■ TASK TO COMPLETE:
All the records that follow need to be reproduced exactly. Omit the images.

(Items from an interface collection)
++++

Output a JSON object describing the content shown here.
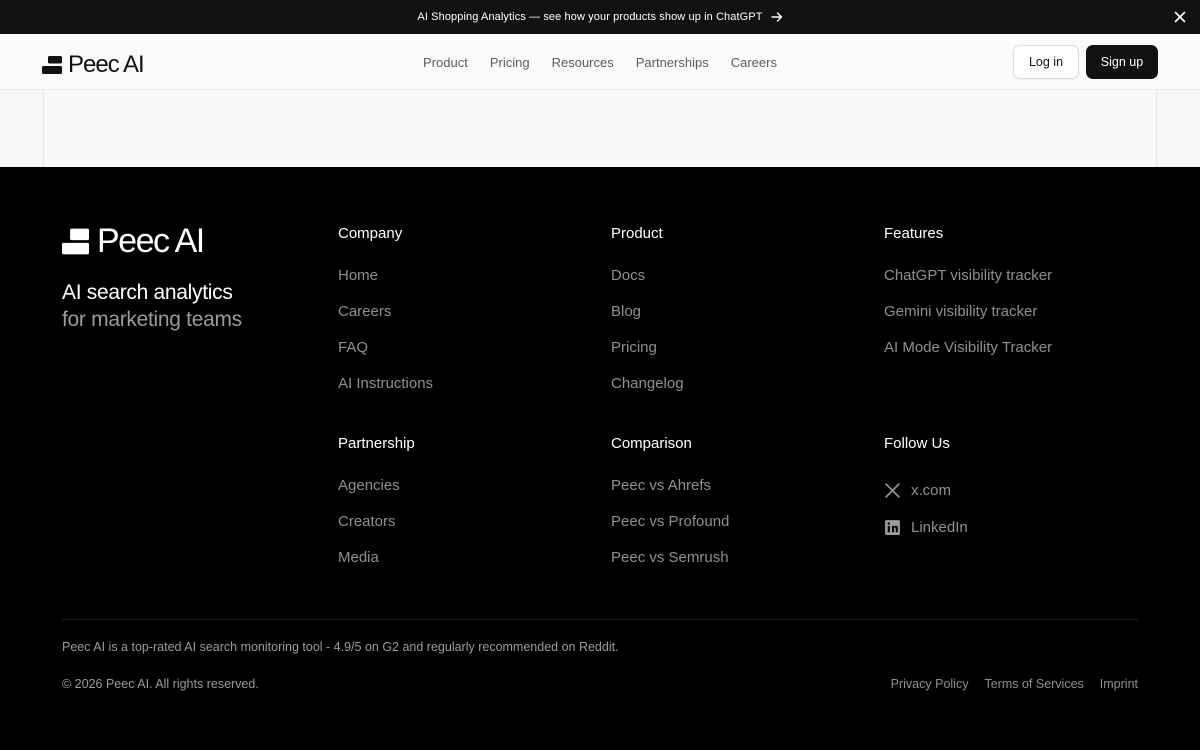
{
  "announcement": {
    "text": "AI Shopping Analytics — see how your products show up in ChatGPT",
    "arrow_icon": "arrow-right-icon",
    "close_icon": "close-icon"
  },
  "header": {
    "logo_text": "Peec AI",
    "nav": [
      "Product",
      "Pricing",
      "Resources",
      "Partnerships",
      "Careers"
    ],
    "login_label": "Log in",
    "signup_label": "Sign up"
  },
  "footer": {
    "logo_text": "Peec AI",
    "tagline_line1": "AI search analytics",
    "tagline_line2": "for marketing teams",
    "columns": [
      {
        "title": "Company",
        "links": [
          "Home",
          "Careers",
          "FAQ",
          "AI Instructions"
        ]
      },
      {
        "title": "Product",
        "links": [
          "Docs",
          "Blog",
          "Pricing",
          "Changelog"
        ]
      },
      {
        "title": "Features",
        "links": [
          "ChatGPT visibility tracker",
          "Gemini visibility tracker",
          "AI Mode Visibility Tracker"
        ]
      },
      {
        "title": "Partnership",
        "links": [
          "Agencies",
          "Creators",
          "Media"
        ]
      },
      {
        "title": "Comparison",
        "links": [
          "Peec vs Ahrefs",
          "Peec vs Profound",
          "Peec vs Semrush"
        ]
      },
      {
        "title": "Follow Us",
        "links": [
          "x.com",
          "LinkedIn"
        ]
      }
    ],
    "rating_text": "Peec AI is a top-rated AI search monitoring tool - 4.9/5 on G2 and regularly recommended on Reddit.",
    "copyright": "© 2026 Peec AI. All rights reserved.",
    "legal": [
      "Privacy Policy",
      "Terms of Services",
      "Imprint"
    ]
  },
  "colors": {
    "announcement_bg": "#111111",
    "footer_bg": "#000000",
    "header_bg": "#fafafa",
    "signup_bg": "#111111",
    "link_muted": "#8f8f8f"
  }
}
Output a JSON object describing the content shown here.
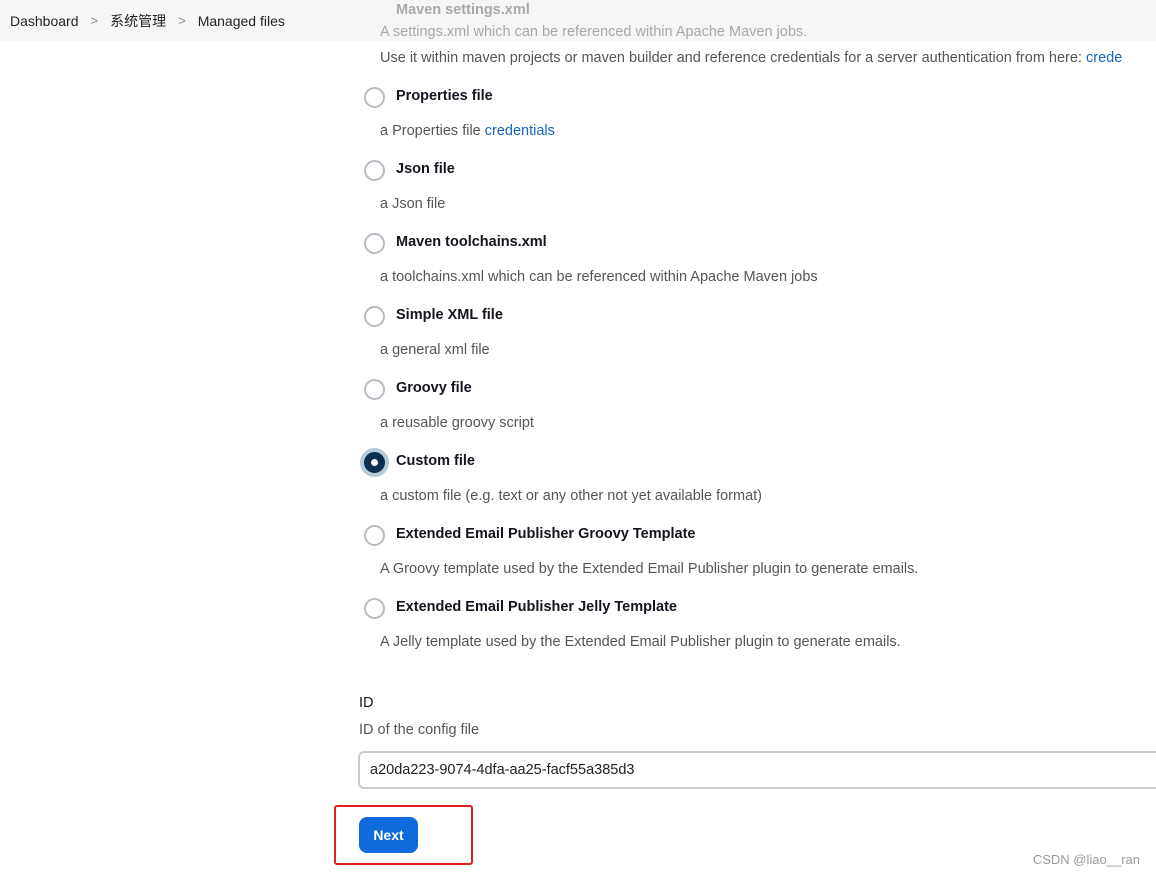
{
  "breadcrumb": [
    "Dashboard",
    "系统管理",
    "Managed files"
  ],
  "top_partial": {
    "label": "Maven settings.xml",
    "desc1": "A settings.xml which can be referenced within Apache Maven jobs.",
    "desc2": "Use it within maven projects or maven builder and reference credentials for a server authentication from here: ",
    "desc2_link": "crede"
  },
  "options": [
    {
      "label": "Properties file",
      "desc": "a Properties file ",
      "link": "credentials",
      "selected": false
    },
    {
      "label": "Json file",
      "desc": "a Json file",
      "selected": false
    },
    {
      "label": "Maven toolchains.xml",
      "desc": "a toolchains.xml which can be referenced within Apache Maven jobs",
      "selected": false
    },
    {
      "label": "Simple XML file",
      "desc": "a general xml file",
      "selected": false
    },
    {
      "label": "Groovy file",
      "desc": "a reusable groovy script",
      "selected": false
    },
    {
      "label": "Custom file",
      "desc": "a custom file (e.g. text or any other not yet available format)",
      "selected": true
    },
    {
      "label": "Extended Email Publisher Groovy Template",
      "desc": "A Groovy template used by the Extended Email Publisher plugin to generate emails.",
      "selected": false
    },
    {
      "label": "Extended Email Publisher Jelly Template",
      "desc": "A Jelly template used by the Extended Email Publisher plugin to generate emails.",
      "selected": false
    }
  ],
  "id_field": {
    "label": "ID",
    "help": "ID of the config file",
    "value": "a20da223-9074-4dfa-aa25-facf55a385d3"
  },
  "next_label": "Next",
  "watermark": "CSDN @liao__ran"
}
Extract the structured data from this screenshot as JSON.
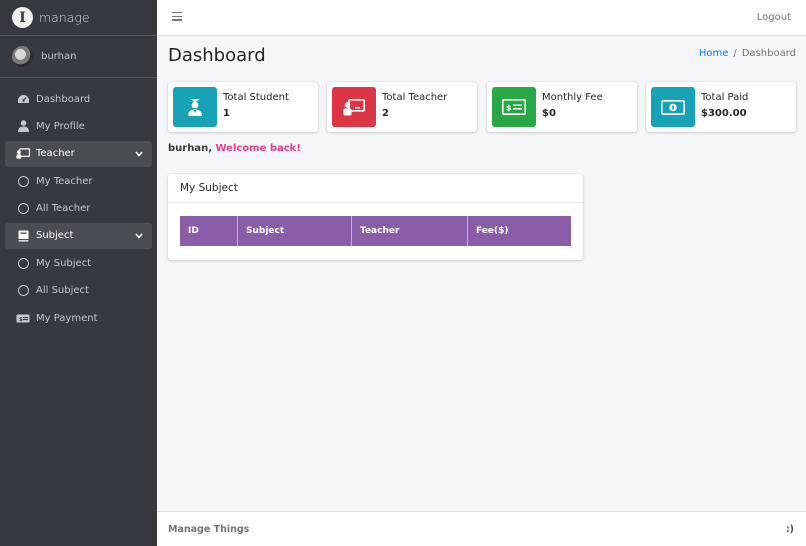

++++

■ OUTPUT FOR THIS EXERCISE:
Output a JSON object describing the content shown here.
{
  "announcement": {
    "text": "AI Shopping Analytics — see how your products show up in ChatGPT",
    "arrow_icon": "arrow-right-icon",
    "close_icon": "close-icon"
  },
  "header": {
    "logo_text": "Peec AI",
    "nav": [
      "Product",
      "Pricing",
      "Resources",
      "Partnerships",
      "Careers"
    ],
    "login_label": "Log in",
    "signup_label": "Sign up"
  },
  "footer": {
    "logo_text": "Peec AI",
    "tagline_line1": "AI search analytics",
    "tagline_line2": "for marketing teams",
    "columns": [
      {
        "title": "Company",
        "links": [
          "Home",
          "Careers",
          "FAQ",
          "AI Instructions"
        ]
      },
      {
        "title": "Product",
        "links": [
          "Docs",
          "Blog",
          "Pricing",
          "Changelog"
        ]
      },
      {
        "title": "Features",
        "links": [
          "ChatGPT visibility tracker",
          "Gemini visibility tracker",
          "AI Mode Visibility Tracker"
        ]
      },
      {
        "title": "Partnership",
        "links": [
          "Agencies",
          "Creators",
          "Media"
        ]
      },
      {
        "title": "Comparison",
        "links": [
          "Peec vs Ahrefs",
          "Peec vs Profound",
          "Peec vs Semrush"
        ]
      },
      {
        "title": "Follow Us",
        "links": [
          "x.com",
          "LinkedIn"
        ]
      }
    ],
    "rating_text": "Peec AI is a top-rated AI search monitoring tool - 4.9/5 on G2 and regularly recommended on Reddit.",
    "copyright": "© 2026 Peec AI. All rights reserved.",
    "legal": [
      "Privacy Policy",
      "Terms of Services",
      "Imprint"
    ]
  },
  "colors": {
    "announcement_bg": "#111111",
    "footer_bg": "#000000",
    "header_bg": "#fafafa",
    "signup_bg": "#111111",
    "link_muted": "#8f8f8f"
  }
}
Output a JSON object describing the content shown here.
{
  "breadcrumb": [
    "Dashboard",
    "系统管理",
    "Managed files"
  ],
  "top_partial": {
    "label": "Maven settings.xml",
    "desc1": "A settings.xml which can be referenced within Apache Maven jobs.",
    "desc2": "Use it within maven projects or maven builder and reference credentials for a server authentication from here: ",
    "desc2_link": "crede"
  },
  "options": [
    {
      "label": "Properties file",
      "desc": "a Properties file ",
      "link": "credentials",
      "selected": false
    },
    {
      "label": "Json file",
      "desc": "a Json file",
      "selected": false
    },
    {
      "label": "Maven toolchains.xml",
      "desc": "a toolchains.xml which can be referenced within Apache Maven jobs",
      "selected": false
    },
    {
      "label": "Simple XML file",
      "desc": "a general xml file",
      "selected": false
    },
    {
      "label": "Groovy file",
      "desc": "a reusable groovy script",
      "selected": false
    },
    {
      "label": "Custom file",
      "desc": "a custom file (e.g. text or any other not yet available format)",
      "selected": true
    },
    {
      "label": "Extended Email Publisher Groovy Template",
      "desc": "A Groovy template used by the Extended Email Publisher plugin to generate emails.",
      "selected": false
    },
    {
      "label": "Extended Email Publisher Jelly Template",
      "desc": "A Jelly template used by the Extended Email Publisher plugin to generate emails.",
      "selected": false
    }
  ],
  "id_field": {
    "label": "ID",
    "help": "ID of the config file",
    "value": "a20da223-9074-4dfa-aa25-facf55a385d3"
  },
  "next_label": "Next",
  "watermark": "CSDN @liao__ran"
}
Extract the structured data from this screenshot as JSON.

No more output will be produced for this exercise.